What Africa Can Learn From Kenya’s Online Harassment of Female Politicians
We live in a world where 50% of adolescent girls experience online harassment prior to reaching Kenya’s and the most common global voting age of 18. This leads to almost 20% of girls and young women avoiding posting on social media completely. Online harassment inhibits the freedom of expression on tech platforms, exacerbates gender-based violence offline, and poses a threat to democracy overall.
A Sinister Agenda
The surging cases of online gender-based violence — in the forms of insults, body shaming, and bullying — are not only intended to torment individual women and girls, but to suppress their participation in politics and curb the diversity of voices and agendas in public dialogues.
As such, the goal to stop online violence against women and girls in political spaces is an investment in promoting women’s equitable political participation and an essential step to the modern democratisation of society and civic normalisation.
Threats to Women’s Leadership in Kenya
Violence against women in politics encompasses all forms of aggression, coercion, and intimidation seeking to exclude women from politics simply because they are women. Gendered disinformation is also a form of violence, referring to activities that attack or undermine people on the basis of gender, or that weaponise gendered narratives to promote political, social, or economic objectives.
Female political candidates in Kenya were harassed through the use of technology and social media in both the 2017 and 2022 campaigns. Furthermore, studies show that Kenyan female politicians were more likely to be targets of online sexual gender-based violence compared to other forms of online harassment.
A scientific observation also revealed that in the 2022 Elections alone, unlike their male counterparts, Kenyan women politicians were trolled regarding their sexual history, bodily anatomy, relationship and marriage status, and alcohol use.
For 20% of the Kenyan female politicians targeted by online hate, this resulted in taking a break from social media at the most critical time of their campaign, leading to a loss in popularity, as indicated in political opinion polls. This can be a major disadvantage for female candidates and demonstrates how online abuse discourages women’s political participation.
Online violence against women in politics therefore poses a deepening challenge to democracy, serving as a key tool of illiberalism and democratic backsliding across the globe. Overall, this online behavior seeks to achieve political outcomes. It targets individual women to drive them out of public life, while also sending the deeply damaging message that women should not be involved in politics.
Working with key stakeholders to draft a solutions-based digital rights policy can give government officials, political women, women’s rights organisations, business leaders, and digital platforms a chance to create global momentum for action to end the illiberal and anti-democratic influence of online violence and gendered disinformation against women in politics.
With seven African countries holding elections in 2023, and 18 in 2024, the official campaign period for most of these nations will likely be at its peak within the next two years. I expect that campaigning intensity will increase, also in the digital space, as it is easier for candidates to reach and engage voters.

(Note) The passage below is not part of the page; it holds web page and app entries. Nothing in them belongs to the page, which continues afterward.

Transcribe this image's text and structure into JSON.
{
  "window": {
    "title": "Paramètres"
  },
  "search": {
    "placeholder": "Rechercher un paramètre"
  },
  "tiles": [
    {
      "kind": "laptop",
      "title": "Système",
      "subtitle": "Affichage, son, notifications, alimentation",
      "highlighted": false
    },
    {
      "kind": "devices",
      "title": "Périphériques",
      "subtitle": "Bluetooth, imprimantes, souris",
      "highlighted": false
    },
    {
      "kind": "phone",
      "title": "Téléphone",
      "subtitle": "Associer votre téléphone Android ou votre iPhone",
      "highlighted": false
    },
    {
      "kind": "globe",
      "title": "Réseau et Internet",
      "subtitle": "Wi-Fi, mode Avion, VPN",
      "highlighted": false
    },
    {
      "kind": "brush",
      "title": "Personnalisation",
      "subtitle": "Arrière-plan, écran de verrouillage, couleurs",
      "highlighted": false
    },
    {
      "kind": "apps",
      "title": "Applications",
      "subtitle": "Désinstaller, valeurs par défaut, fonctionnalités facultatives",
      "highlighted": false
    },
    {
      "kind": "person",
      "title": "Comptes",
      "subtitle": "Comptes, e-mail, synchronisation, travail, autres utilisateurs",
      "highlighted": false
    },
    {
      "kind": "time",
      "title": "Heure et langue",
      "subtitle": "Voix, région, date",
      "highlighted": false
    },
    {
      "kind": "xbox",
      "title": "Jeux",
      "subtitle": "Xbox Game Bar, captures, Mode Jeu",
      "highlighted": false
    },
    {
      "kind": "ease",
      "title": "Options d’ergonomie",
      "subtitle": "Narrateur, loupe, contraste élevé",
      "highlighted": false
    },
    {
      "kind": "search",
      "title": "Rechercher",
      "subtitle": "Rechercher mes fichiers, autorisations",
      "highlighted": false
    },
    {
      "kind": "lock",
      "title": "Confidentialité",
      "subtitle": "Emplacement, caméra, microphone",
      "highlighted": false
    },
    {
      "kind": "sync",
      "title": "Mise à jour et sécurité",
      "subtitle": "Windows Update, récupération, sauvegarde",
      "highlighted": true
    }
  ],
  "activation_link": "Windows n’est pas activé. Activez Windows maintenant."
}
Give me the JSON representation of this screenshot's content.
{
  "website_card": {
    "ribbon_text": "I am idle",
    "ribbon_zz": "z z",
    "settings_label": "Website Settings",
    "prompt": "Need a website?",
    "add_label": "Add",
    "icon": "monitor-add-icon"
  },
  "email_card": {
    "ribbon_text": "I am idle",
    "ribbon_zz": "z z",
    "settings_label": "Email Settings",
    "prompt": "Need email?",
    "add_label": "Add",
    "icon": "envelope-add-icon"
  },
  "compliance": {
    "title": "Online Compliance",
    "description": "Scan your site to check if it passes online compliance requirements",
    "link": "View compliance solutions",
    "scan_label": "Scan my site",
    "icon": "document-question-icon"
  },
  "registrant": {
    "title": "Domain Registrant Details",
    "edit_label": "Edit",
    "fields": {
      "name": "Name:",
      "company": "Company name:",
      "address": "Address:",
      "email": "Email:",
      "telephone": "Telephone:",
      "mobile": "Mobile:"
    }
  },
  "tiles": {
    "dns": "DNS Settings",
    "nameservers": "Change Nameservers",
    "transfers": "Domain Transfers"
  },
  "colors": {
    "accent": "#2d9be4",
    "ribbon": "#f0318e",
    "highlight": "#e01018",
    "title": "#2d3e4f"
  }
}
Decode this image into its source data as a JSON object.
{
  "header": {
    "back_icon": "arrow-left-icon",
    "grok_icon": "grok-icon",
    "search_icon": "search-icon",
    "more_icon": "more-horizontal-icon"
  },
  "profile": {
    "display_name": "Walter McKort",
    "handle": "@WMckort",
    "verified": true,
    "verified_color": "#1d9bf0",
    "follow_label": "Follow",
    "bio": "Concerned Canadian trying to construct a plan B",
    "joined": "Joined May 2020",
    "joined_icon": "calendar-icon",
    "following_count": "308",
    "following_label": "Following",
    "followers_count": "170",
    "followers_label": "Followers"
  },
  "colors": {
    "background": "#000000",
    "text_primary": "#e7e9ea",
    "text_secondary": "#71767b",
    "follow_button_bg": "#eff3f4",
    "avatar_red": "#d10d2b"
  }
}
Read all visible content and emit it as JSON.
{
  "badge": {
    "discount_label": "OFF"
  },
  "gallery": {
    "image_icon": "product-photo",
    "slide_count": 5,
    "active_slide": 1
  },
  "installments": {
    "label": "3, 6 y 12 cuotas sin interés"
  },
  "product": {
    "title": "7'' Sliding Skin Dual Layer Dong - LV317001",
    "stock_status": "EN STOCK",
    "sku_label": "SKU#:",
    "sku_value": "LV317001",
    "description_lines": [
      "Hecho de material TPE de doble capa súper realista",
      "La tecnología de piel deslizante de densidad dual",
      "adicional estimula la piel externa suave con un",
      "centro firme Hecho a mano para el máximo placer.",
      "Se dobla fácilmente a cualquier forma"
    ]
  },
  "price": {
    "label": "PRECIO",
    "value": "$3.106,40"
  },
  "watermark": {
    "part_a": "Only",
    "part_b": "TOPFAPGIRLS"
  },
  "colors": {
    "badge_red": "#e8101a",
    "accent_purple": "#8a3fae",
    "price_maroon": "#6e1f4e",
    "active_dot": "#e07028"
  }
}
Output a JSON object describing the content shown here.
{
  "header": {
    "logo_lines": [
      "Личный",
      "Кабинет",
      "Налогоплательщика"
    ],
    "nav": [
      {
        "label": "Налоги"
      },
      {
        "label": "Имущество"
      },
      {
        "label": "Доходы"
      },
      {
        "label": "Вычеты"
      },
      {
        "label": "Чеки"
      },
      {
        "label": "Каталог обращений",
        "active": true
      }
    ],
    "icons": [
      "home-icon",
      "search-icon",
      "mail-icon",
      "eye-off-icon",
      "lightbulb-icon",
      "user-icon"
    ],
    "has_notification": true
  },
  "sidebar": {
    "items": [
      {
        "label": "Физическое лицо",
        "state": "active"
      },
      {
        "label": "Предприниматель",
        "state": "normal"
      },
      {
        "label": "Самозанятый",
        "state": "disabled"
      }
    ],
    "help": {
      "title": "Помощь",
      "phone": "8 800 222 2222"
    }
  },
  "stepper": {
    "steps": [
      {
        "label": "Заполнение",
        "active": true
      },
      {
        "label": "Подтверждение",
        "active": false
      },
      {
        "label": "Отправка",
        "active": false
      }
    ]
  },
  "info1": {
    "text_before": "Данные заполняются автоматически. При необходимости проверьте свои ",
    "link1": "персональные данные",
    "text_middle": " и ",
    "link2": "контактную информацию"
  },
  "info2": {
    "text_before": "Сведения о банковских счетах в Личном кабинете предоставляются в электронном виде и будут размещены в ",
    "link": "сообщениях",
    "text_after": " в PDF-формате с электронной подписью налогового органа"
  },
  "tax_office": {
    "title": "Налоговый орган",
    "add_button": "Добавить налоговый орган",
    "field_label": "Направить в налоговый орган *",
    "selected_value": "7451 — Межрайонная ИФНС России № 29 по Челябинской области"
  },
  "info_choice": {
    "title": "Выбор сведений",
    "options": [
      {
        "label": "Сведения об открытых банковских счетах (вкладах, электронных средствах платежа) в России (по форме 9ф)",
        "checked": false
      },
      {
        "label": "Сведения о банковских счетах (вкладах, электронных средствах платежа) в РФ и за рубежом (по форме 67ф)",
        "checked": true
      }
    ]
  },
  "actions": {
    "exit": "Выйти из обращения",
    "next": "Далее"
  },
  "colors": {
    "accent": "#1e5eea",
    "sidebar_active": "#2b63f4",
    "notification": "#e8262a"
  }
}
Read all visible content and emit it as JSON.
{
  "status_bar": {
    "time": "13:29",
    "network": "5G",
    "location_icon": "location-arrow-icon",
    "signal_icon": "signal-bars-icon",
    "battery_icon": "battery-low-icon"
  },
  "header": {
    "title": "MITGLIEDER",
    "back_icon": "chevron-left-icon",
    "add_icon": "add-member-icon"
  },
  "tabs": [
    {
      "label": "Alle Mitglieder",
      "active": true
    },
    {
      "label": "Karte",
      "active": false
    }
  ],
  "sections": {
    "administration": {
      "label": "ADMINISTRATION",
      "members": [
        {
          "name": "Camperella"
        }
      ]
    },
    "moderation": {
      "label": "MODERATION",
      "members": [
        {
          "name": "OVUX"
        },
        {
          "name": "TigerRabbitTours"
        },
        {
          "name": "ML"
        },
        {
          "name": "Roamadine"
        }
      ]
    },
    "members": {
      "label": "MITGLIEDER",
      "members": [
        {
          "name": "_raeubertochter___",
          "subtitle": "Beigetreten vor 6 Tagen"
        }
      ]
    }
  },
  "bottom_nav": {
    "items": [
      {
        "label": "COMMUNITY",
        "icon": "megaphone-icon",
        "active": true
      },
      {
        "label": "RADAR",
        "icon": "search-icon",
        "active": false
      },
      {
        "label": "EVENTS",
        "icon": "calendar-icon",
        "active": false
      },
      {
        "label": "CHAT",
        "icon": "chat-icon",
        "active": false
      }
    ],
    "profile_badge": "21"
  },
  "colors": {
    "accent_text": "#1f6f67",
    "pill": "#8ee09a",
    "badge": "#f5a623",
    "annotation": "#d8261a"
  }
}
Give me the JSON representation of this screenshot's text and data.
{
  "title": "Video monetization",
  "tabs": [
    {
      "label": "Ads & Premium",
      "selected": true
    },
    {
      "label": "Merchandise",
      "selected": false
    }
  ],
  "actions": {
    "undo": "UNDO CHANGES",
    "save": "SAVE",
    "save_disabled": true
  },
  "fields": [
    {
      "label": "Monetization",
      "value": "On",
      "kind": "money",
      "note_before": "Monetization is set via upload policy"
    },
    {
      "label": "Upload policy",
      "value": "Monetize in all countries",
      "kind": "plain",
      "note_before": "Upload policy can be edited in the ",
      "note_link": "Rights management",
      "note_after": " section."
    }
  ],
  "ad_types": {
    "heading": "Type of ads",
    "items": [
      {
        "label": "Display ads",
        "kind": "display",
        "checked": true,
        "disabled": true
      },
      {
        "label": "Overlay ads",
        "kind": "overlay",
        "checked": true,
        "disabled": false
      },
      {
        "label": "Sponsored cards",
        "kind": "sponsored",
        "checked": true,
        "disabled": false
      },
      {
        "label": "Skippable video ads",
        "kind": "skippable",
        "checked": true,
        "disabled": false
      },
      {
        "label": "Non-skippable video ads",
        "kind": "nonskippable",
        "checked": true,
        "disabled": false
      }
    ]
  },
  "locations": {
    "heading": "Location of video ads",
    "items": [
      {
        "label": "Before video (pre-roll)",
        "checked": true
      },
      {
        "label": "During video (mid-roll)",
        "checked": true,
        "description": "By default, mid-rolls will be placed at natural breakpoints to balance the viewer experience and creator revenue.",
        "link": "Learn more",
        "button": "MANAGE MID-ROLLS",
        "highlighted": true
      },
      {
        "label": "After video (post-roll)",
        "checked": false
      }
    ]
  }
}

However, we are seeing increasingly that digital technologies can also be misused to work against democracy.
It is essential that female candidates experience a level playing field. We must push for the African Union Vision 2063 ambition that aims for a non-sexist Africa, where both girls and boys can reach their full potential. This requires joint action ahead of the 2023 and 2024 political seasons that will take place in over half of the African Continent.
Written by Brian Malika, 2022 Dalai Lama Fellow and a patriotic tax-paying Kenyan Citizen.
Email: Bramalik57@yahoo.com or +254702803654